I am a biological mom of three teen boys.
I am an adoptive mom of one adventurous ten-year-old son.
Adoption is hard. It’s so very hard. And, it’s beautiful. Adoption is heartbreakingly beautiful.
I understand the complexities of adoption.
I’ve lived them.
I live them.
Adoption never leaves you. For the adoptee, it’s a journey that spans a lifetime. Being adopted is an experience we didn’t ask for, or even cause. There are real and raw moments when it seems that the pain and confusion of adoption cannot be overcome. Asking why, often times, seems pointless when answers are hard to find. Adoption can seem unfair. Unjust. Adoption can hurt. You may wonder if you’ll ever move beyond the disempowering feelings.
CPS stood on my doorstep at 11:00 pm, with a sleepy one year old boy. We have been anticipating his arrival since we got the call, early this afternoon.
He’s had a rough day. A day not many of us can even fathom. Since we received confirmation he was coming, I have been eager to comfort him.
I look at him and I know, “This is going to wreck me.”
I scoop him from the social worker. Holding his innocence in my arms—losing a bit of my own. Committing to carrying the weight of his world, the good and the bad. Preparing to hear his story. Ready to give him all we have…
I watched, this morning, the comments of Tom Brokaw on yesterday’s NBC broadcast, Meet the Press. Quite frankly, I am sickened. Let me preface my thoughts by saying that I try hard not to delve deeply into politics. The state of our government, currently, is not one I care to argue with people about. I have my beliefs, I know my values. I will always do and vote in alignment with what is core and foundational within me. I can’t change anyone else.
Mr. Brokaw’s comments, however, felt like a direct punch to the gut. As I get up off of the floor and catch my breath, I know that I cannot go silently through the day. There’s too much at stake here. And, I wonder why Mr. Brokaw and so many other Americans fear families like mine. In their closed off social corners, I wonder why families like mine offend them so.
This week has been a week of powerful connections. I’ve connected with incredible people doing the work of adoption awareness in Colorado, Australia, New Zealand, and beyond.
I’ve linked with adoptees who are brave and courageous, taking on the journey of finding themselves. Facing the fear of rejection and disappointment. Walking through that fear.
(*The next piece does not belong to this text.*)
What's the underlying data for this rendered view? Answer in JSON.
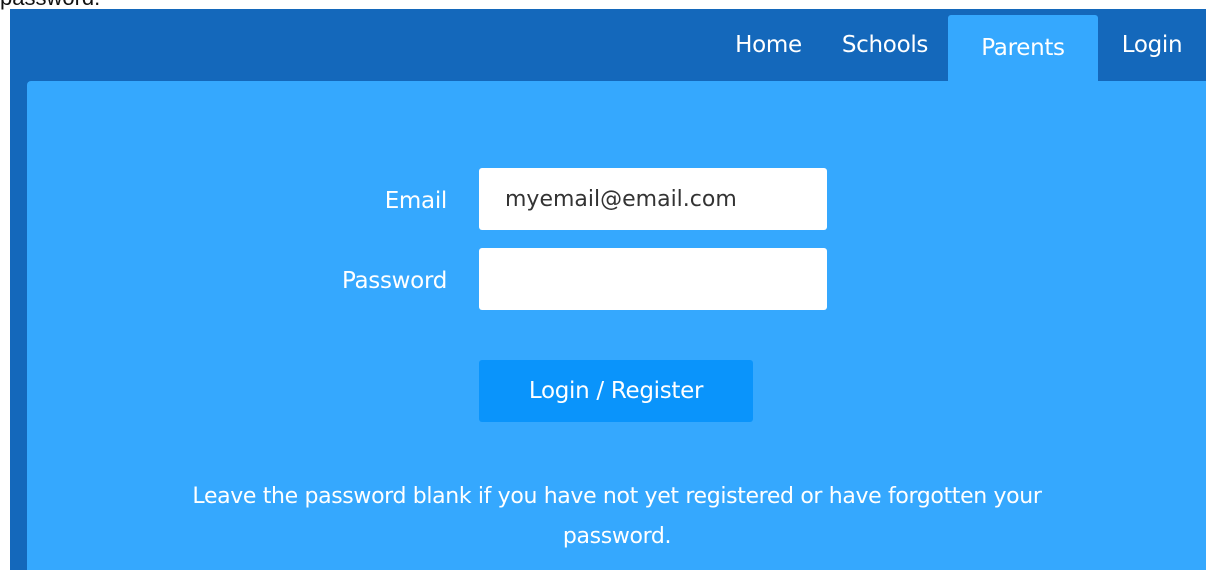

It’s a long and difficult walk. Adoptees have, for far too long, been told what to think, feel, and believe. We’ve been silenced, judged, and misunderstood. Adoptees are a population of people who have had basic rights taken from them: the right to freedom of information, the right to dignity of identity, and the right to know their full story—their history.
Is there correlation between disease and past hurt/trauma? Adoption community, you’ll want to hear what Dr. ACE has to say!
Dr. Alexandra Carswell Engle—known as Dr. ACE by her patients—is a Naturopathic doctor who runs Regenerate Health Medical Center in Santa Barbara, California.
She has an incredible story to share of moving through severe pain caused by a childhood accident and onward to become a doctor of naturopathy who helps patients put together the pieces to their health puzzle in order to heal, renew, and optimize their health and wellness.
I was a small girl when my mother told me I was adopted. Though I was too young to remember her exact words, I will never forget my feelings. I felt sorry for my friends who weren’t adopted. My mother had just told me what, by the age of seven, I had already felt; that my parents loved me unconditionally and that they had ached with longing for a child.
When I grew old enough to understand my birthmother’s role, I realized that I had been doubly blessed. A girl who couldn’t raise me had loved me enough to give me to someone who could. This selfless person knew that motherhood is more than playing house and that her ultimate responsibility was ensuring the best for the baby she had brought into the world.